**Task**
Return every entry below word for word and leave out any picture.

**Information**
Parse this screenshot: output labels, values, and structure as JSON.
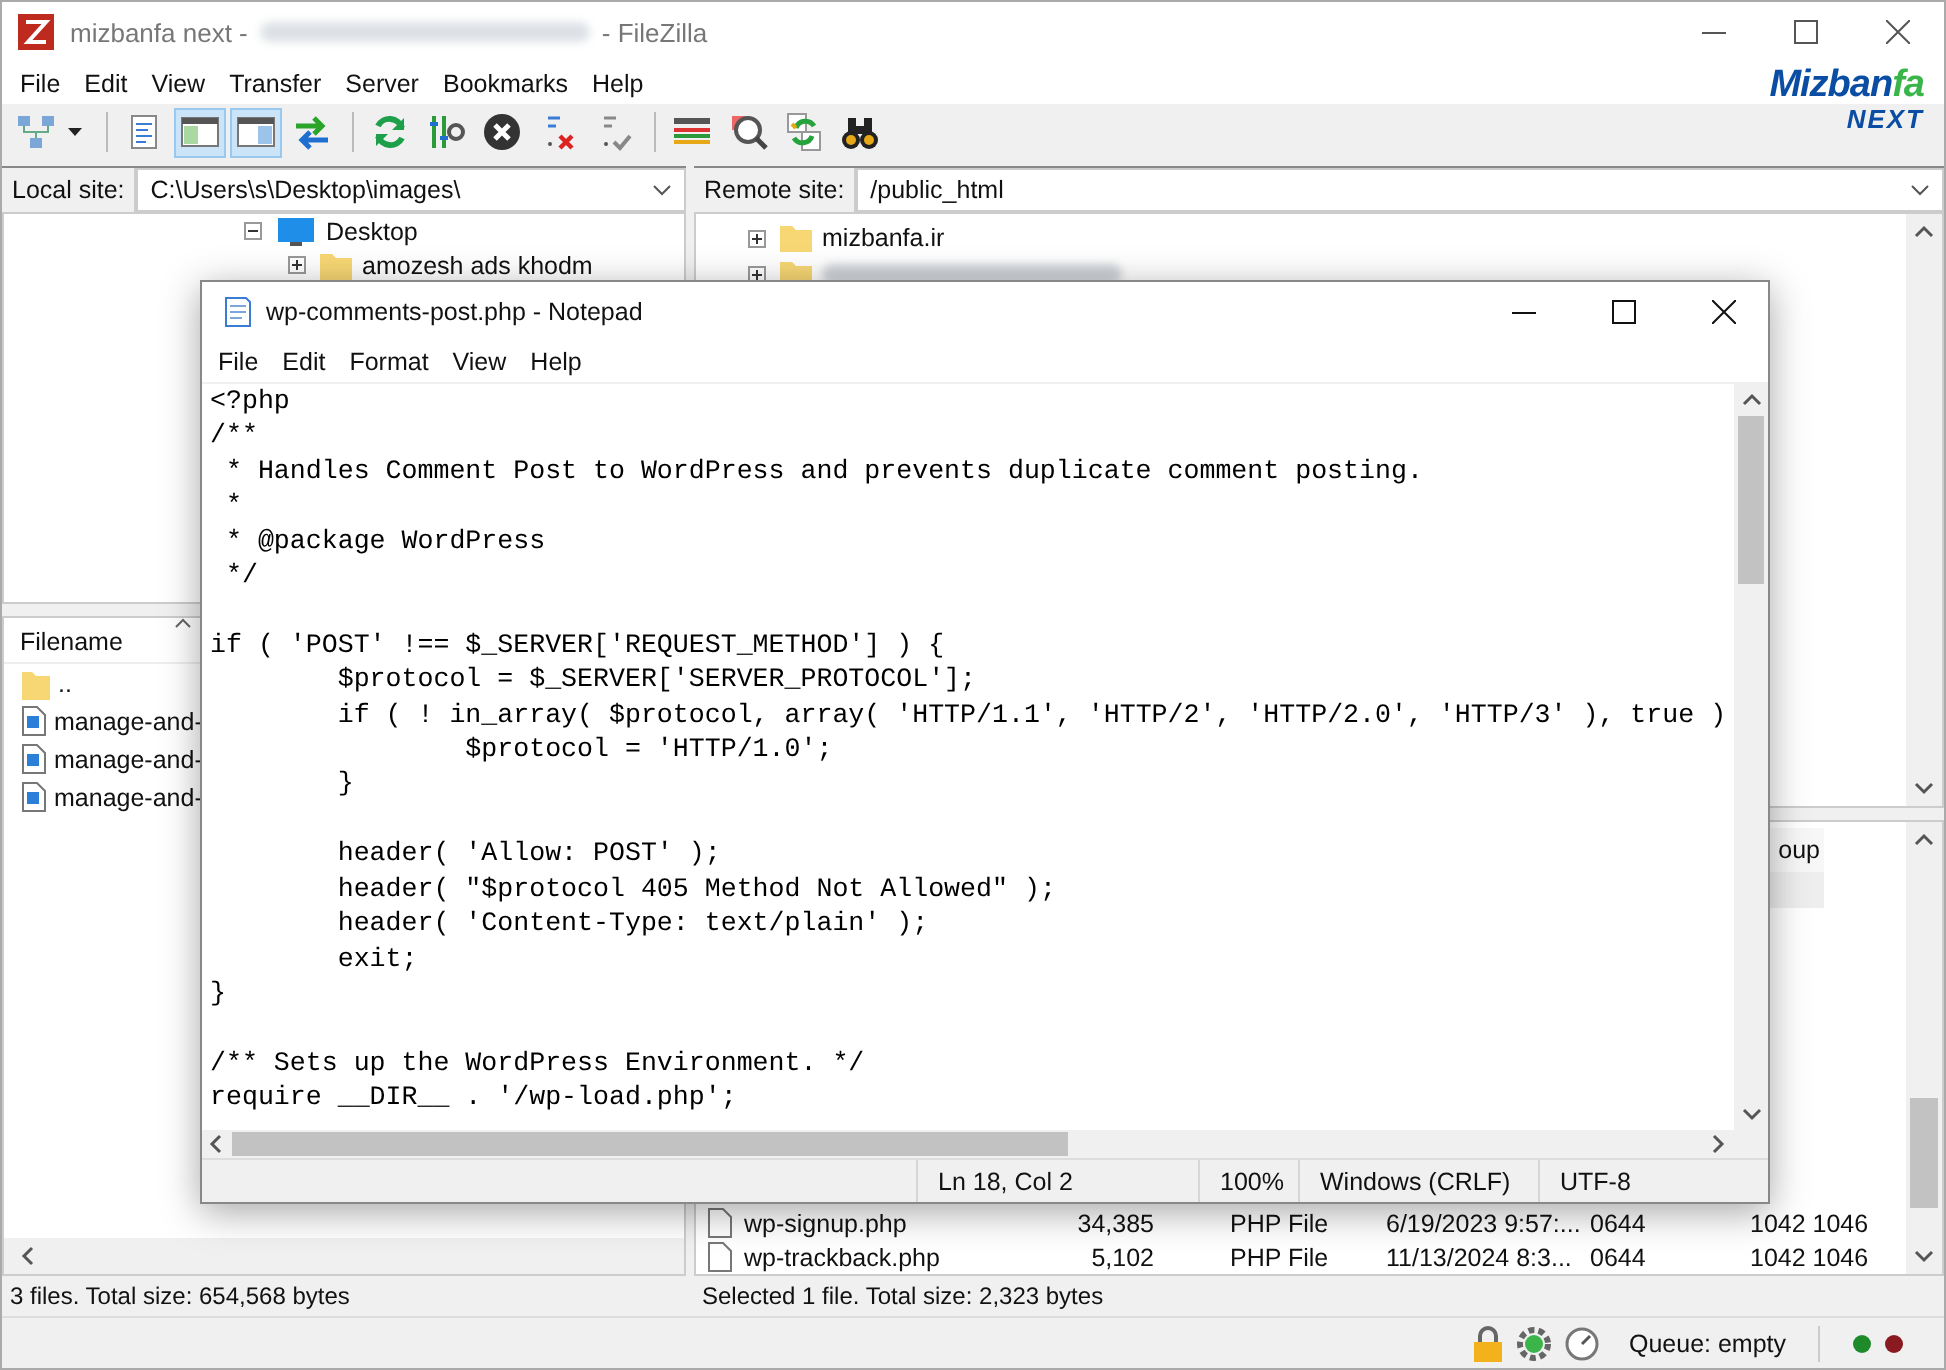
{
  "window": {
    "title_start": "mizbanfa next -",
    "title_end": "- FileZilla"
  },
  "menu": [
    "File",
    "Edit",
    "View",
    "Transfer",
    "Server",
    "Bookmarks",
    "Help"
  ],
  "logo": {
    "main": "Mizban",
    "accent": "fa",
    "tagline": "NEXT"
  },
  "toolbar": [
    {
      "pressed": false
    },
    {
      "pressed": false
    },
    {
      "pressed": true
    },
    {
      "pressed": true
    },
    {
      "pressed": false
    },
    {
      "pressed": false
    },
    {
      "pressed": false
    },
    {
      "pressed": false
    },
    {
      "pressed": false
    },
    {
      "pressed": false
    },
    {
      "pressed": false
    },
    {
      "pressed": false
    },
    {
      "pressed": false
    },
    {
      "pressed": false
    }
  ],
  "local": {
    "label": "Local site:",
    "path": "C:\\Users\\s\\Desktop\\images\\",
    "tree": [
      {
        "label": "Desktop",
        "expanded": true,
        "children": [
          {
            "label": "amozesh ads khodm",
            "expanded": false
          }
        ]
      }
    ],
    "list_header": "Filename",
    "files": [
      {
        "name": "..",
        "kind": "folder"
      },
      {
        "name": "manage-and-",
        "kind": "image"
      },
      {
        "name": "manage-and-",
        "kind": "image"
      },
      {
        "name": "manage-and-",
        "kind": "image"
      }
    ],
    "status": "3 files. Total size: 654,568 bytes"
  },
  "remote": {
    "label": "Remote site:",
    "path": "/public_html",
    "tree": [
      {
        "label": "mizbanfa.ir",
        "expanded": false,
        "redacted": false
      },
      {
        "expanded": false,
        "redacted": true
      }
    ],
    "header_fragment": "oup",
    "files": [
      {
        "name": "wp-signup.php",
        "size": "34,385",
        "type": "PHP File",
        "modified": "6/19/2023 9:57:...",
        "permissions": "0644",
        "owner": "1042 1046"
      },
      {
        "name": "wp-trackback.php",
        "size": "5,102",
        "type": "PHP File",
        "modified": "11/13/2024 8:3...",
        "permissions": "0644",
        "owner": "1042 1046"
      }
    ],
    "status": "Selected 1 file. Total size: 2,323 bytes"
  },
  "queue": "Queue: empty",
  "notepad": {
    "title": "wp-comments-post.php - Notepad",
    "menu": [
      "File",
      "Edit",
      "Format",
      "View",
      "Help"
    ],
    "code": "<?php\n/**\n * Handles Comment Post to WordPress and prevents duplicate comment posting.\n *\n * @package WordPress\n */\n\nif ( 'POST' !== $_SERVER['REQUEST_METHOD'] ) {\n\t$protocol = $_SERVER['SERVER_PROTOCOL'];\n\tif ( ! in_array( $protocol, array( 'HTTP/1.1', 'HTTP/2', 'HTTP/2.0', 'HTTP/3' ), true )\n\t\t$protocol = 'HTTP/1.0';\n\t}\n\n\theader( 'Allow: POST' );\n\theader( \"$protocol 405 Method Not Allowed\" );\n\theader( 'Content-Type: text/plain' );\n\texit;\n}\n\n/** Sets up the WordPress Environment. */\nrequire __DIR__ . '/wp-load.php';",
    "status": {
      "position": "Ln 18, Col 2",
      "zoom": "100%",
      "line_endings": "Windows (CRLF)",
      "encoding": "UTF-8"
    }
  }
}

**Response**
Parse this screenshot: output labels, values, and structure as JSON.
{
  "window": {
    "title_start": "mizbanfa next -",
    "title_end": "- FileZilla"
  },
  "menu": [
    "File",
    "Edit",
    "View",
    "Transfer",
    "Server",
    "Bookmarks",
    "Help"
  ],
  "logo": {
    "main": "Mizban",
    "accent": "fa",
    "tagline": "NEXT"
  },
  "toolbar": [
    {
      "pressed": false
    },
    {
      "pressed": false
    },
    {
      "pressed": true
    },
    {
      "pressed": true
    },
    {
      "pressed": false
    },
    {
      "pressed": false
    },
    {
      "pressed": false
    },
    {
      "pressed": false
    },
    {
      "pressed": false
    },
    {
      "pressed": false
    },
    {
      "pressed": false
    },
    {
      "pressed": false
    },
    {
      "pressed": false
    },
    {
      "pressed": false
    }
  ],
  "local": {
    "label": "Local site:",
    "path": "C:\\Users\\s\\Desktop\\images\\",
    "tree": [
      {
        "label": "Desktop",
        "expanded": true,
        "children": [
          {
            "label": "amozesh ads khodm",
            "expanded": false
          }
        ]
      }
    ],
    "list_header": "Filename",
    "files": [
      {
        "name": "..",
        "kind": "folder"
      },
      {
        "name": "manage-and-",
        "kind": "image"
      },
      {
        "name": "manage-and-",
        "kind": "image"
      },
      {
        "name": "manage-and-",
        "kind": "image"
      }
    ],
    "status": "3 files. Total size: 654,568 bytes"
  },
  "remote": {
    "label": "Remote site:",
    "path": "/public_html",
    "tree": [
      {
        "label": "mizbanfa.ir",
        "expanded": false,
        "redacted": false
      },
      {
        "expanded": false,
        "redacted": true
      }
    ],
    "header_fragment": "oup",
    "files": [
      {
        "name": "wp-signup.php",
        "size": "34,385",
        "type": "PHP File",
        "modified": "6/19/2023 9:57:...",
        "permissions": "0644",
        "owner": "1042 1046"
      },
      {
        "name": "wp-trackback.php",
        "size": "5,102",
        "type": "PHP File",
        "modified": "11/13/2024 8:3...",
        "permissions": "0644",
        "owner": "1042 1046"
      }
    ],
    "status": "Selected 1 file. Total size: 2,323 bytes"
  },
  "queue": "Queue: empty",
  "notepad": {
    "title": "wp-comments-post.php - Notepad",
    "menu": [
      "File",
      "Edit",
      "Format",
      "View",
      "Help"
    ],
    "code": "<?php\n/**\n * Handles Comment Post to WordPress and prevents duplicate comment posting.\n *\n * @package WordPress\n */\n\nif ( 'POST' !== $_SERVER['REQUEST_METHOD'] ) {\n\t$protocol = $_SERVER['SERVER_PROTOCOL'];\n\tif ( ! in_array( $protocol, array( 'HTTP/1.1', 'HTTP/2', 'HTTP/2.0', 'HTTP/3' ), true )\n\t\t$protocol = 'HTTP/1.0';\n\t}\n\n\theader( 'Allow: POST' );\n\theader( \"$protocol 405 Method Not Allowed\" );\n\theader( 'Content-Type: text/plain' );\n\texit;\n}\n\n/** Sets up the WordPress Environment. */\nrequire __DIR__ . '/wp-load.php';",
    "status": {
      "position": "Ln 18, Col 2",
      "zoom": "100%",
      "line_endings": "Windows (CRLF)",
      "encoding": "UTF-8"
    }
  }
}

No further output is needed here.